Two other locations, in the University District and in Bellevue, are still open but are expected to close at the end of January, according to employees who answered the stores’ phones Wednesday.
Julep was founded in 2006 by Jane Park, a former Starbucks executive, and launched a subscription beauty service while it opened four nail parlors around the Puget Sound region. The subscription service, which is still accepting sign-ups, delivers monthly boxes of skin care, nail polish and other makeup to subscribers for $19.99 per month.
The subscription service ran into controversy two years ago, when the state Office of the Attorney General said the company would pay $3 million for using “deceptive” marketing practices and making it difficult for customers to cancel subscriptions.

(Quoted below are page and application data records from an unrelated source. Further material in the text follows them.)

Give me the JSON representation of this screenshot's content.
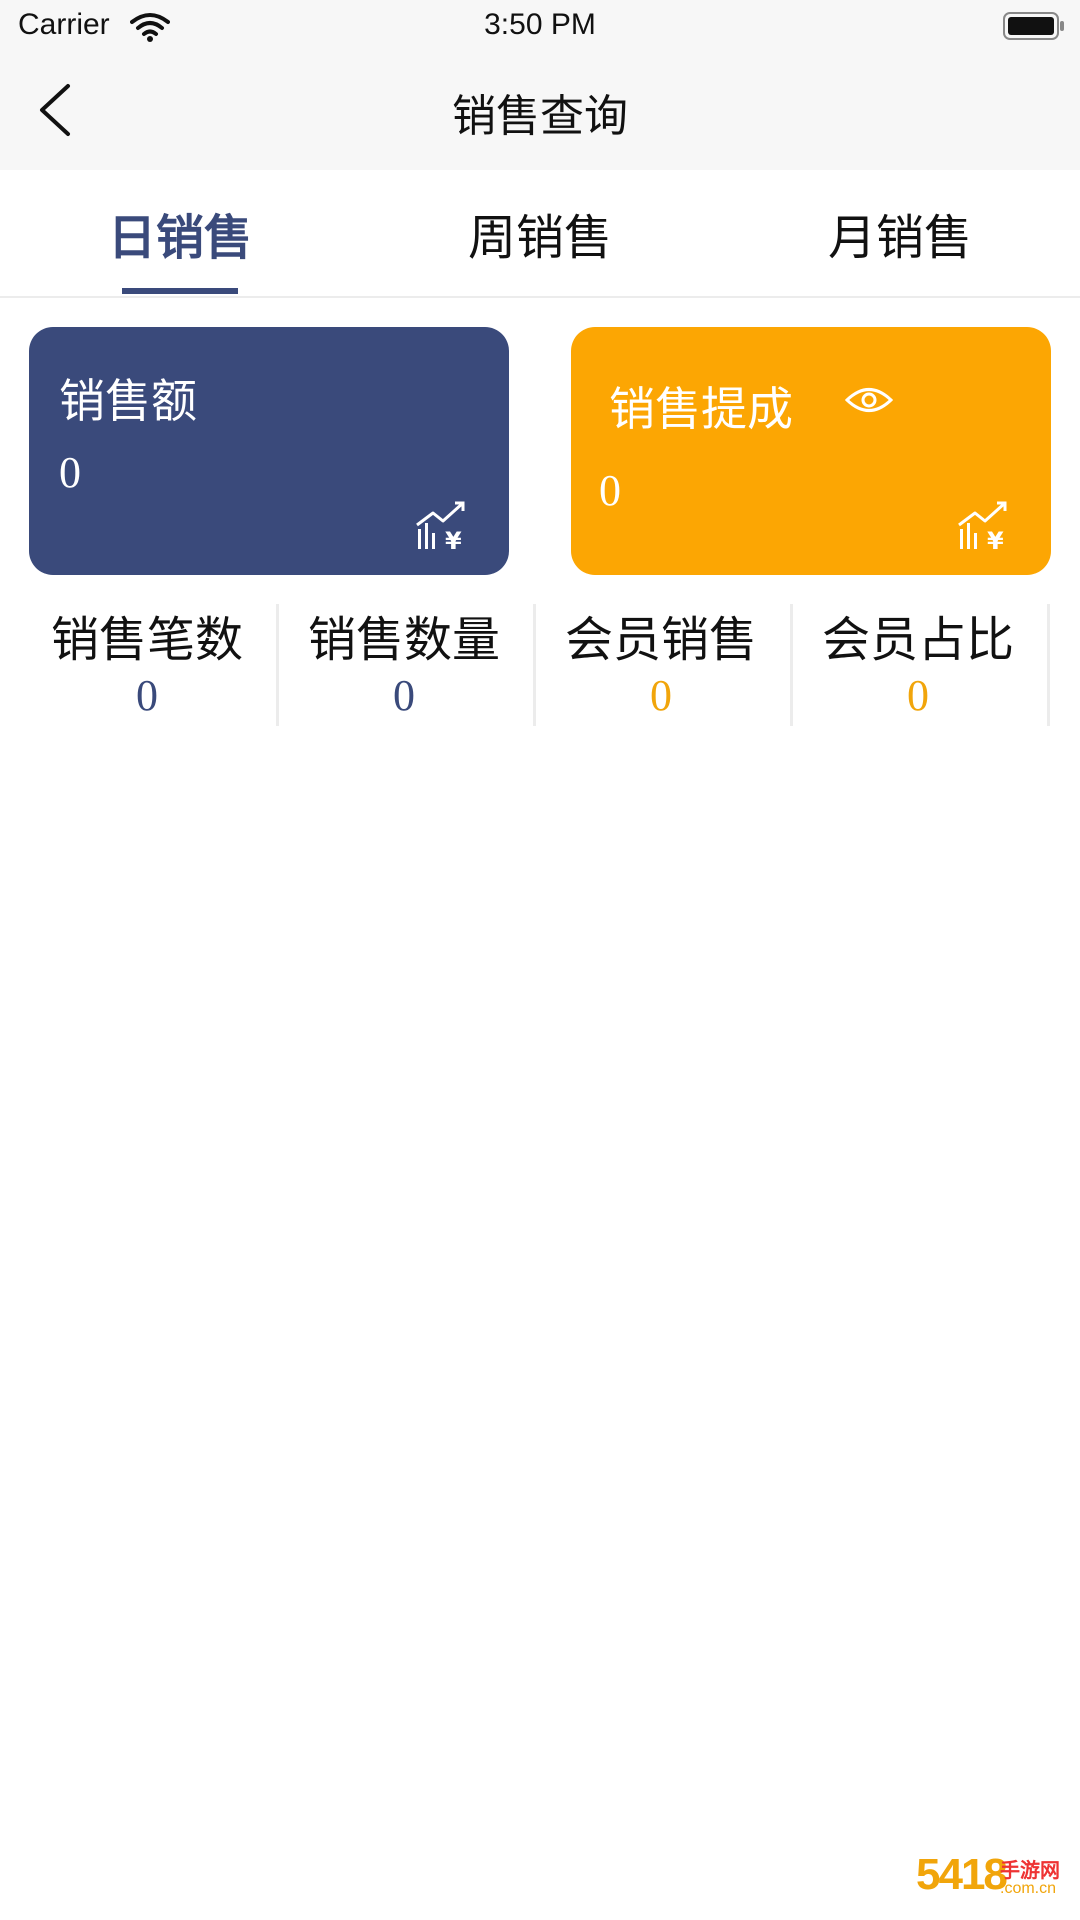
{
  "status_bar": {
    "carrier": "Carrier",
    "time": "3:50 PM",
    "wifi_icon": "wifi-icon",
    "battery_icon": "battery-full-icon"
  },
  "nav": {
    "back_icon": "chevron-left-icon",
    "title": "销售查询"
  },
  "tabs": [
    {
      "label": "日销售",
      "active": true
    },
    {
      "label": "周销售",
      "active": false
    },
    {
      "label": "月销售",
      "active": false
    }
  ],
  "cards": {
    "sales_amount": {
      "label": "销售额",
      "value": "0",
      "icon": "sales-trend-icon",
      "color": "#3a4a7b"
    },
    "commission": {
      "label": "销售提成",
      "value": "0",
      "eye_icon": "eye-icon",
      "icon": "sales-trend-icon",
      "color": "#fca603"
    }
  },
  "stats": [
    {
      "label": "销售笔数",
      "value": "0",
      "color": "#3a4a7b"
    },
    {
      "label": "销售数量",
      "value": "0",
      "color": "#3a4a7b"
    },
    {
      "label": "会员销售",
      "value": "0",
      "color": "#f1a50b"
    },
    {
      "label": "会员占比",
      "value": "0",
      "color": "#f1a50b"
    }
  ],
  "watermark": {
    "mark": "5418",
    "text": "手游网",
    "sub": ".com.cn"
  }
}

Park disputed the dollar figure at the time and said the settlement did not call the practices “deceptive.”
Julep raised more than $68 million from prominent Seattle investors including Madrona Venture Group and Maveron by December 2016, when it was acquired by Glansaol, a beauty company that had just been established in partnership with private equity company Warburg Pincus.
At the time, Julep had 143 employees, and the company said no layoffs were planned. Park stepped down from day-to-day operations at the company after the sale.
When Glansaol filed for bankruptcy protection last week it made a preliminary deal to sell most of its assets to AS Beauty, which makes semi-permanent makeup.
Glansaol’s brands will continue to do business, Bernardini said Wednesday. “Without a doubt, the Julep business will be maintained,” she said.